One of the emotions that a multipotentialite may face on a regular basis is regret, or some form of it. When you’re interested in a range of different things, but recognise that you have a limited amount of time, you have to make choices.
Pursuing one thing means giving up something else. As I get older, I realise that there are lives I desire but will never get to live.
In an article on Puttylike, Neil Hughes writes about having an alternate perspective on regret.
Besides exercises in self-awareness and using regret as a motivational tool, he also suggests reframing it like so: “Consider your parallel universe regrets”.
“There’s something paradoxically freeing about how universal regret is. There’s always something to regret—and that’s just as true for the parallel-universe version of us who lived the life we’re jealous of right now!” Hughes writes.
I have a parallel self who went to college on an ASEAN Scholarship. One who’s still working at a bank. Perhaps one who plays trumpet in an orchestra.

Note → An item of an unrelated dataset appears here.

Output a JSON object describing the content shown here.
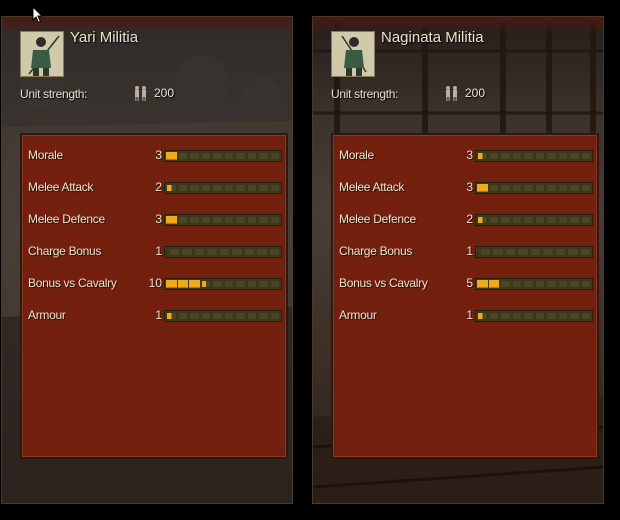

There are days when I look back and feel a mixture of regret and jealousy. But according to Hughes’ reframing, maybe each of those parallel selves are wishing for the life I have now.
“The grass is always greener works both ways,” he writes. And anyway, regret serves no purpose.